But prosecutors said Tarrio handpicked co-defendants to a group he ironically named the “Ministry of Self-Defense,” which recruited Proud Boys “willing to fight.” The leaders used other rioters as “tools” to play an outsize role in breaching police barriers or attacking officers at key chokepoints before Pezzola used a stolen police riot shield to breach the first window shattered by the mob near the Senate chamber.
Prosecutors cited hours of video and hundreds of the defendants’ encrypted messages, chats and social media posts in which some discussed keeping Trump in power by any means necessary including force and storming the Capitol after some members were stabbed after a Dec. 12, 2020, pro-Trump rally in Washington.

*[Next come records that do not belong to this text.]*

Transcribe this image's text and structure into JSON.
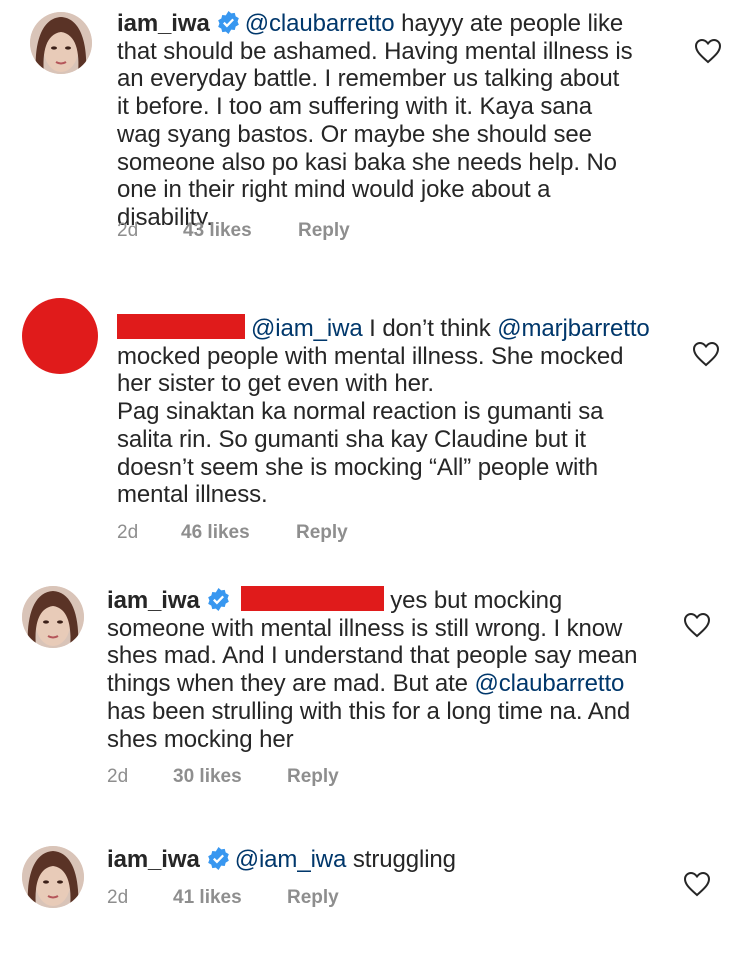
{
  "comments": [
    {
      "username": "iam_iwa",
      "verified": true,
      "mention": "@claubarretto",
      "text": " hayyy ate people like that should be ashamed. Having mental illness is an everyday battle. I remember us talking about it before. I too am suffering with it. Kaya sana wag syang bastos. Or maybe she should see someone also po kasi baka she needs help. No one in their right mind would joke about a disability.",
      "time": "2d",
      "likes": "43 likes",
      "reply": "Reply"
    },
    {
      "username": "",
      "redacted": true,
      "mention": "@iam_iwa",
      "text_a": " I don’t think ",
      "mention2": "@marjbarretto",
      "text_b": " mocked people with mental illness. She mocked her sister to get even with her.",
      "text_c": "Pag sinaktan ka normal reaction is gumanti sa salita rin. So gumanti sha kay Claudine but it doesn’t seem she is mocking “All” people with mental illness.",
      "time": "2d",
      "likes": "46 likes",
      "reply": "Reply"
    },
    {
      "username": "iam_iwa",
      "verified": true,
      "text_a": " yes but mocking someone with mental illness is still wrong. I know shes mad. And I understand that people say mean things when they are mad. But ate ",
      "mention": "@claubarretto",
      "text_b": " has been strulling with this for a long time na. And shes mocking her",
      "time": "2d",
      "likes": "30 likes",
      "reply": "Reply"
    },
    {
      "username": "iam_iwa",
      "verified": true,
      "mention": "@iam_iwa",
      "text": " struggling",
      "time": "2d",
      "likes": "41 likes",
      "reply": "Reply"
    }
  ],
  "colors": {
    "text": "#262626",
    "mention": "#00376b",
    "meta": "#8e8e8e",
    "verified": "#3897f0",
    "redaction": "#e01b1b"
  },
  "icons": {
    "like": "heart-outline-icon",
    "verified": "verified-badge-icon"
  }
}
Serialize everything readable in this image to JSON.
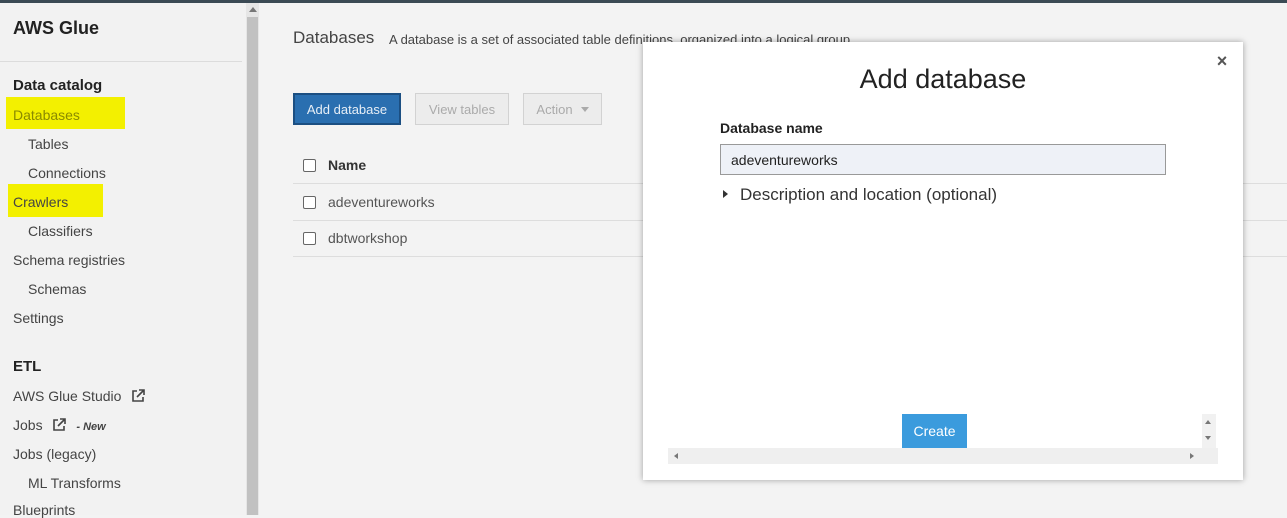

Tarrio, a former aide to Trump political confidant Roger Stone, was in contact with Trump’s “stop the steal” campaign organizer Ali Alexander and Rhodes during the post-election period, when Rhodes shared a proposal for storming Congress and told followers to prepare for civil war and to bring firearms to Washington in case Trump called on private militia to stay in power.
Stone and Alexander have denied any wrongdoing and have not been charged with any crime.
The Proud Boys used “1776” as a similar shorthand for a rebellion, while several of the co-defendants prepared for violence and said they would go to war to keep Trump in office. On Jan. 6, Nordean and Biggs took over for Nordean and the group on a march to the Capitol even before Trump began speaking at the White House Ellipse. After canvassing the building’s security perimeter, they converged on the northwest corner of the grounds minutes before lawmakers convened the joint session at 1 p.m., hyping the crowd with chants by megaphone before rioters surged forward.
Proud Boys followers also toppled barricades and assaulted police at later points, helping clear the way for the mob. Afterward they celebrated with “victory smokes” and claims of credit, with Tarrio monitoring events and texting, “Make no mistake … We did this.”
Biggs called the raid on Congress a “warning shot to the government,” adding that it showed authorities “how weak they truly are” after being beaten “on their own home turf,” prosecutors said.
Attorneys for Nordean, Biggs and Rehl asked for sentences of time served, up to 2½ years, saying their actions that day were peaceful like hundreds of others punished for misdemeanors, and that the Justice Department t the Proud Boys leaders for the group’s political activities.s’ and police roles in the violence, before making political scapegoats of the Proud Boys, who they called beer-drinking brawlers with patriotic intent, not would-be violent foot-soldiers of the far right.
“There were no statements in those chats about stopping the transfer of power on Jan. 6 with or without force,” said Nayib Hassan, an attorney for Tarrio. He said defendants had no “shared objective” other than to march, protest and promote the Proud Boys brand.
Tarrio, Nordean and Biggs did not testify at trial, but Rehl said the Proud Boys’ preparations were strictly for self-defense after past violence in Washington. Pezzola testified to clear the others of responsibility for his actions, but attacked prosecutors and “this corrupt trial with your fake charges.”
In Biggs’s and Rehl’s sentencing memos, their attorney Pattis acknowledged they committed some crimes, but called the government’s severe treatment of them “grievously wrong.” Pattis said there was no evidence to support the contention that the Proud Boys were directed by others or acted in concert with any other group, and asserted that lengthy sentences could confuse some of the public into thinking that “mere abstract calls for violence at some future date are now prohibited.”
“The defendants ask the Court to do heed what the Government cannot see, or will not acknowledge: We are a nation borne in dissent; our politics has often been raw and raucous,” Pattis argued, “Draconian sentences in this case will deepen divisions in this country at a time when the need to build bridges is acute.”